◆ Source material:
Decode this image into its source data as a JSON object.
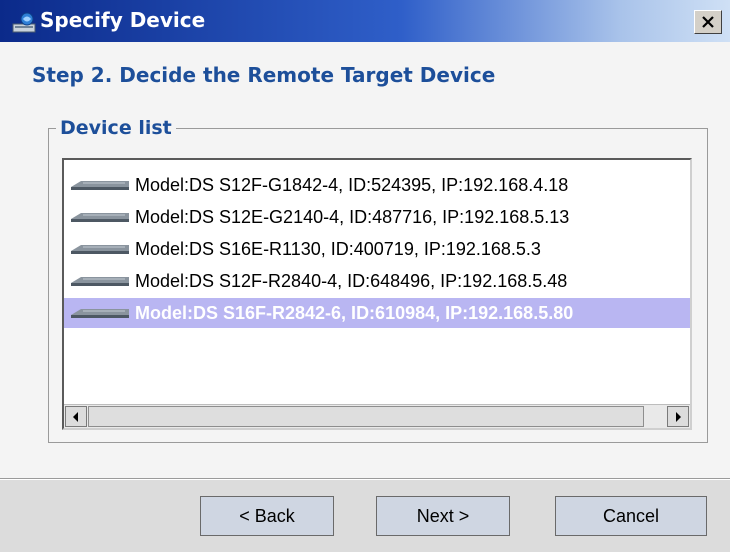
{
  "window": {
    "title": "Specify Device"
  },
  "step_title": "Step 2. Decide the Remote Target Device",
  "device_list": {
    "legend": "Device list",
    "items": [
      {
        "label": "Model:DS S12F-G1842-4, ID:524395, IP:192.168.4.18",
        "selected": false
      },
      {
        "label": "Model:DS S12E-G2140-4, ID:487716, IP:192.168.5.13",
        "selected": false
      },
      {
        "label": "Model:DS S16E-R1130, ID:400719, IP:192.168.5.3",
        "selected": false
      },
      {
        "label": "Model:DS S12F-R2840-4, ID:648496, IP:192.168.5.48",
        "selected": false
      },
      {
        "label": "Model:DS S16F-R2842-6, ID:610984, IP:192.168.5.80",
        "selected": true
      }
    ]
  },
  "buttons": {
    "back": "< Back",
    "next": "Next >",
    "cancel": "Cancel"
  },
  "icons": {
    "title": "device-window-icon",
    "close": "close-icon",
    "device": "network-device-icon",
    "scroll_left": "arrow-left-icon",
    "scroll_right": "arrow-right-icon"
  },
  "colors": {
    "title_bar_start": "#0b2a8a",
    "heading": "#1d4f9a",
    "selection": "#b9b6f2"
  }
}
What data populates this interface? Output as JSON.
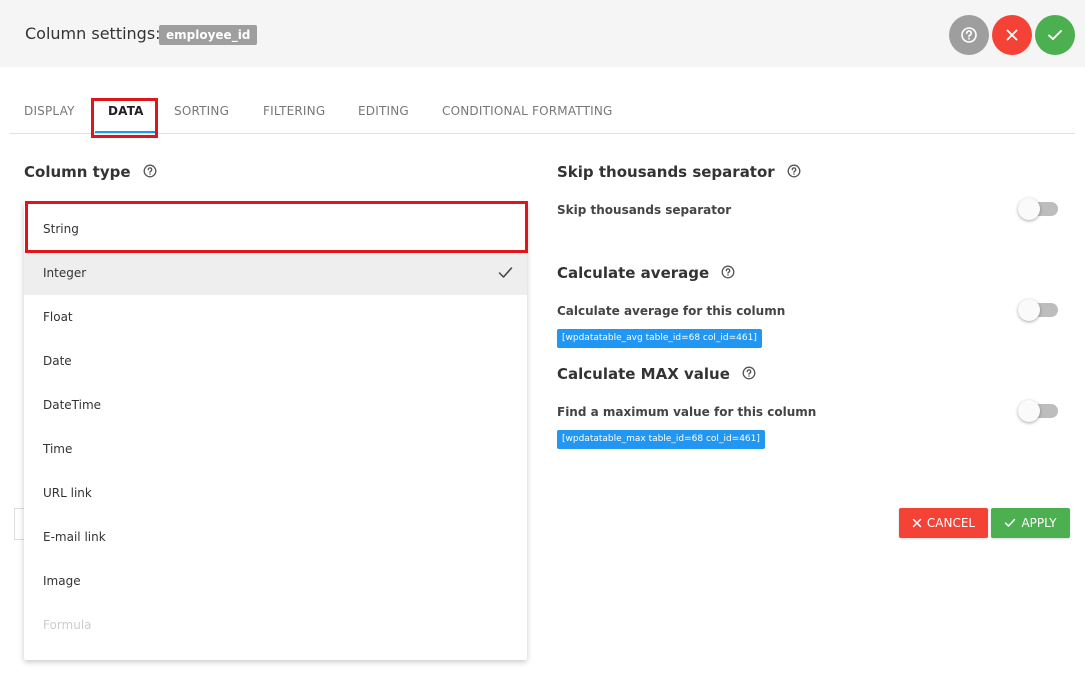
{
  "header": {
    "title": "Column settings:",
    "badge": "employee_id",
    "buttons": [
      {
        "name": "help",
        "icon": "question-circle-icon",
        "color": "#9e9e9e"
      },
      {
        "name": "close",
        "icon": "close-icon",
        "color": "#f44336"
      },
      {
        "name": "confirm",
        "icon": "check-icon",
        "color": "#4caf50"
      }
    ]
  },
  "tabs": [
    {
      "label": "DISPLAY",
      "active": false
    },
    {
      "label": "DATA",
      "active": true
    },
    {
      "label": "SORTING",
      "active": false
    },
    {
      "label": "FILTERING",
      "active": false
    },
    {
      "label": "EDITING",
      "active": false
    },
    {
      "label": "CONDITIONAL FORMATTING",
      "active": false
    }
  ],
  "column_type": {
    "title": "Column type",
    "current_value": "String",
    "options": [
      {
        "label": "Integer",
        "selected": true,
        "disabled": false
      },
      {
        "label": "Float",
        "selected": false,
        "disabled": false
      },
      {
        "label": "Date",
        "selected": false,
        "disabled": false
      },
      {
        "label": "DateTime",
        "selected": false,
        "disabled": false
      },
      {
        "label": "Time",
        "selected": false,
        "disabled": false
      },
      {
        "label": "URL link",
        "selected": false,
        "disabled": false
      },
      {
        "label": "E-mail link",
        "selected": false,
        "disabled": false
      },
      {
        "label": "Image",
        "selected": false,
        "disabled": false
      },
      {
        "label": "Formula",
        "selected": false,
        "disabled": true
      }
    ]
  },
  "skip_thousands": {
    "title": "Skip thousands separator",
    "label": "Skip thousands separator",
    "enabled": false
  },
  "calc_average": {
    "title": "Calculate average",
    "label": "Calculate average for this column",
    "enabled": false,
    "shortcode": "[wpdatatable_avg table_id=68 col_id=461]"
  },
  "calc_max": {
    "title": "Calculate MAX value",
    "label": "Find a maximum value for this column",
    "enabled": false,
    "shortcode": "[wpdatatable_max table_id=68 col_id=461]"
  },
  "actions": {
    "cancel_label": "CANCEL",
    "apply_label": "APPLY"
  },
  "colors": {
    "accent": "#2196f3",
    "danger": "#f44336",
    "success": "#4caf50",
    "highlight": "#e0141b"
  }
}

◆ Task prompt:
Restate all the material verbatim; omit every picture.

◆ Reply to the exercise:
Decode this image into its source data as a JSON object.
{
  "window": {
    "title": "Specify Device"
  },
  "step_title": "Step 2. Decide the Remote Target Device",
  "device_list": {
    "legend": "Device list",
    "items": [
      {
        "label": "Model:DS S12F-G1842-4, ID:524395, IP:192.168.4.18",
        "selected": false
      },
      {
        "label": "Model:DS S12E-G2140-4, ID:487716, IP:192.168.5.13",
        "selected": false
      },
      {
        "label": "Model:DS S16E-R1130, ID:400719, IP:192.168.5.3",
        "selected": false
      },
      {
        "label": "Model:DS S12F-R2840-4, ID:648496, IP:192.168.5.48",
        "selected": false
      },
      {
        "label": "Model:DS S16F-R2842-6, ID:610984, IP:192.168.5.80",
        "selected": true
      }
    ]
  },
  "buttons": {
    "back": "< Back",
    "next": "Next >",
    "cancel": "Cancel"
  },
  "icons": {
    "title": "device-window-icon",
    "close": "close-icon",
    "device": "network-device-icon",
    "scroll_left": "arrow-left-icon",
    "scroll_right": "arrow-right-icon"
  },
  "colors": {
    "title_bar_start": "#0b2a8a",
    "heading": "#1d4f9a",
    "selection": "#b9b6f2"
  }
}
What data populates this interface? Output as JSON.
{
  "header": {
    "title": "Column settings:",
    "badge": "employee_id",
    "buttons": [
      {
        "name": "help",
        "icon": "question-circle-icon",
        "color": "#9e9e9e"
      },
      {
        "name": "close",
        "icon": "close-icon",
        "color": "#f44336"
      },
      {
        "name": "confirm",
        "icon": "check-icon",
        "color": "#4caf50"
      }
    ]
  },
  "tabs": [
    {
      "label": "DISPLAY",
      "active": false
    },
    {
      "label": "DATA",
      "active": true
    },
    {
      "label": "SORTING",
      "active": false
    },
    {
      "label": "FILTERING",
      "active": false
    },
    {
      "label": "EDITING",
      "active": false
    },
    {
      "label": "CONDITIONAL FORMATTING",
      "active": false
    }
  ],
  "column_type": {
    "title": "Column type",
    "current_value": "String",
    "options": [
      {
        "label": "Integer",
        "selected": true,
        "disabled": false
      },
      {
        "label": "Float",
        "selected": false,
        "disabled": false
      },
      {
        "label": "Date",
        "selected": false,
        "disabled": false
      },
      {
        "label": "DateTime",
        "selected": false,
        "disabled": false
      },
      {
        "label": "Time",
        "selected": false,
        "disabled": false
      },
      {
        "label": "URL link",
        "selected": false,
        "disabled": false
      },
      {
        "label": "E-mail link",
        "selected": false,
        "disabled": false
      },
      {
        "label": "Image",
        "selected": false,
        "disabled": false
      },
      {
        "label": "Formula",
        "selected": false,
        "disabled": true
      }
    ]
  },
  "skip_thousands": {
    "title": "Skip thousands separator",
    "label": "Skip thousands separator",
    "enabled": false
  },
  "calc_average": {
    "title": "Calculate average",
    "label": "Calculate average for this column",
    "enabled": false,
    "shortcode": "[wpdatatable_avg table_id=68 col_id=461]"
  },
  "calc_max": {
    "title": "Calculate MAX value",
    "label": "Find a maximum value for this column",
    "enabled": false,
    "shortcode": "[wpdatatable_max table_id=68 col_id=461]"
  },
  "actions": {
    "cancel_label": "CANCEL",
    "apply_label": "APPLY"
  },
  "colors": {
    "accent": "#2196f3",
    "danger": "#f44336",
    "success": "#4caf50",
    "highlight": "#e0141b"
  }
}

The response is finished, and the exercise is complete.